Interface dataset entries
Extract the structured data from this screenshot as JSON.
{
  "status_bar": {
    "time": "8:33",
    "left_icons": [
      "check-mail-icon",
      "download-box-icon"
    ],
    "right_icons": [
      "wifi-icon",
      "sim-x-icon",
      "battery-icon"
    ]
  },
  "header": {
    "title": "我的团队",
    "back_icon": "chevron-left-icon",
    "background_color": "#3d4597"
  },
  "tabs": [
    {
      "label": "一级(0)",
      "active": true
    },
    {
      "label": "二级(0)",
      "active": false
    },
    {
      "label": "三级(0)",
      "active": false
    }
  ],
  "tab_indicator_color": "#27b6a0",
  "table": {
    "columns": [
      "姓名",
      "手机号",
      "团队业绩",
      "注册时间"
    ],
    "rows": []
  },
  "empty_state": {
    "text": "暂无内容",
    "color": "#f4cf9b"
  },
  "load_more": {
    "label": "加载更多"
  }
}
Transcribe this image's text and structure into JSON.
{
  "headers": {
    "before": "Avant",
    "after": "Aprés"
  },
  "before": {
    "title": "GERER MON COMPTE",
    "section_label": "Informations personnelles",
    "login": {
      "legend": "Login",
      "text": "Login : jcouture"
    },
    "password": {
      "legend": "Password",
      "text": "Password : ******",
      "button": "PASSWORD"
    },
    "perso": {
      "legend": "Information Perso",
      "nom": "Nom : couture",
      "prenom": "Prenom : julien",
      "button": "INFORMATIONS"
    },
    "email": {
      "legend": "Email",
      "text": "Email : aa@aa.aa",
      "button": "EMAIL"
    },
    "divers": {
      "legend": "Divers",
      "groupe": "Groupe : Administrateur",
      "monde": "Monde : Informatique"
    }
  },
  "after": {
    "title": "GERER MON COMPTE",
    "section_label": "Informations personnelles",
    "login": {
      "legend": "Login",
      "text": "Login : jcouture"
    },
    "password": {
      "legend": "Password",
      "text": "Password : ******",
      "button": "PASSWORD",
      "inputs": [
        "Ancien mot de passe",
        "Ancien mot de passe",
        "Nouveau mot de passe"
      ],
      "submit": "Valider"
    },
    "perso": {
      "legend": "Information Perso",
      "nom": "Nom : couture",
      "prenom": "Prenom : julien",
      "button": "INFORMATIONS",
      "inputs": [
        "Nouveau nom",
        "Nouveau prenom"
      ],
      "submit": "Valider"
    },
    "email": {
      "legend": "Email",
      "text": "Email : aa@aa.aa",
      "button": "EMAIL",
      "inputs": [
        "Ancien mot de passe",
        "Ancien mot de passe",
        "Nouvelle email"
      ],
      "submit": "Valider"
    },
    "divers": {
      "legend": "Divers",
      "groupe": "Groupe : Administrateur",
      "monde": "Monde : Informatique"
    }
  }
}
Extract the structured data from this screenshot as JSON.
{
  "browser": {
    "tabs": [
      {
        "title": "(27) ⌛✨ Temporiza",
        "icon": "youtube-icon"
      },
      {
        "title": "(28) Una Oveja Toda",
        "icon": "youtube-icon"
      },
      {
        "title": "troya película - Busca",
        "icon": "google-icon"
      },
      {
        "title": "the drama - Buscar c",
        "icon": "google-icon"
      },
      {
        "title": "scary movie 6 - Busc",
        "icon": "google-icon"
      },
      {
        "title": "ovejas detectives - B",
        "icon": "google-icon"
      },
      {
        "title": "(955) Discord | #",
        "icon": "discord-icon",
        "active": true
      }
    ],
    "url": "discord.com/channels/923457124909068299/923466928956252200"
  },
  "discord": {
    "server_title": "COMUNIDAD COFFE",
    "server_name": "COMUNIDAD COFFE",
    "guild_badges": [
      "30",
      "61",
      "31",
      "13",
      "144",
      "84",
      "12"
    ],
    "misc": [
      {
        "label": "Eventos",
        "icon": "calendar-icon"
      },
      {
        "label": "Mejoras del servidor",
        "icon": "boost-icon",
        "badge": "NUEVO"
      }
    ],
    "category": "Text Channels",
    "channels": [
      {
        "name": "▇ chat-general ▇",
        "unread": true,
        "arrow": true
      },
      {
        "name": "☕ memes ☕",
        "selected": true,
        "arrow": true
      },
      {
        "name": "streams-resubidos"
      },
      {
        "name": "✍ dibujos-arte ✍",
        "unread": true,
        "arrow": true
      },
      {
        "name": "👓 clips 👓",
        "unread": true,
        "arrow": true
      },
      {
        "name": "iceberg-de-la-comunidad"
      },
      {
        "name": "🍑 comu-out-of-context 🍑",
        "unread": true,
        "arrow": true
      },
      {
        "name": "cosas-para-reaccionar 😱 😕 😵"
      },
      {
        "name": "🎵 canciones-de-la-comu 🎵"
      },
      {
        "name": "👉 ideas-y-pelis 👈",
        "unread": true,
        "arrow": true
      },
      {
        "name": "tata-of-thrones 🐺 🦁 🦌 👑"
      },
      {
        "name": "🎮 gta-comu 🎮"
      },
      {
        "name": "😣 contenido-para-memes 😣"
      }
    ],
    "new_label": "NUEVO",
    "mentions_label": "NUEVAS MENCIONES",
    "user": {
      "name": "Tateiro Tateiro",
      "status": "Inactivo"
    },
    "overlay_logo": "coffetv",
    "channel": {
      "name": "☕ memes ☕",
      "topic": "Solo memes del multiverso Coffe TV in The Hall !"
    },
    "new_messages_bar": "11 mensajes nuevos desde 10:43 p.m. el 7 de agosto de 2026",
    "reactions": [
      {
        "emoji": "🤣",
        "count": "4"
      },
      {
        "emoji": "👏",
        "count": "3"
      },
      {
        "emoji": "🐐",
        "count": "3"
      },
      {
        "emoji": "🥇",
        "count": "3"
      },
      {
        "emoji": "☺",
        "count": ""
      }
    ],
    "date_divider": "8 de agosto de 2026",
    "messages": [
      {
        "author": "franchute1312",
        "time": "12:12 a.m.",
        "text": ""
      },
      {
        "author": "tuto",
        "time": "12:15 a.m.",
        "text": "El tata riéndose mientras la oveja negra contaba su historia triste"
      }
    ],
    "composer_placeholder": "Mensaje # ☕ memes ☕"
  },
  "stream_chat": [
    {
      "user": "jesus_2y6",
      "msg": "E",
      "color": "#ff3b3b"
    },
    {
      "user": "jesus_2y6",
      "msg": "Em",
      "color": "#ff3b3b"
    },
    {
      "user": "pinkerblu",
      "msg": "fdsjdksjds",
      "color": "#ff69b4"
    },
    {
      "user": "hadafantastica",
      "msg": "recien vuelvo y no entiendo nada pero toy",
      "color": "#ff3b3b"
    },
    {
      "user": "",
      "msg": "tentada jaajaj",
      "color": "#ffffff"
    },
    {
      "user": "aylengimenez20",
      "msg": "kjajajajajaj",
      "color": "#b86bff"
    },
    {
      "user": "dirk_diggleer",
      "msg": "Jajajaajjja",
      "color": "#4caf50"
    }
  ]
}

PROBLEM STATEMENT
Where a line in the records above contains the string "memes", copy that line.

TASK SOLUTION
        "name": "☕ memes ☕",
        "name": "😣 contenido-para-memes 😣"
      "name": "☕ memes ☕",
      "topic": "Solo memes del multiverso Coffe TV in The Hall !"
    "composer_placeholder": "Mensaje # ☕ memes ☕"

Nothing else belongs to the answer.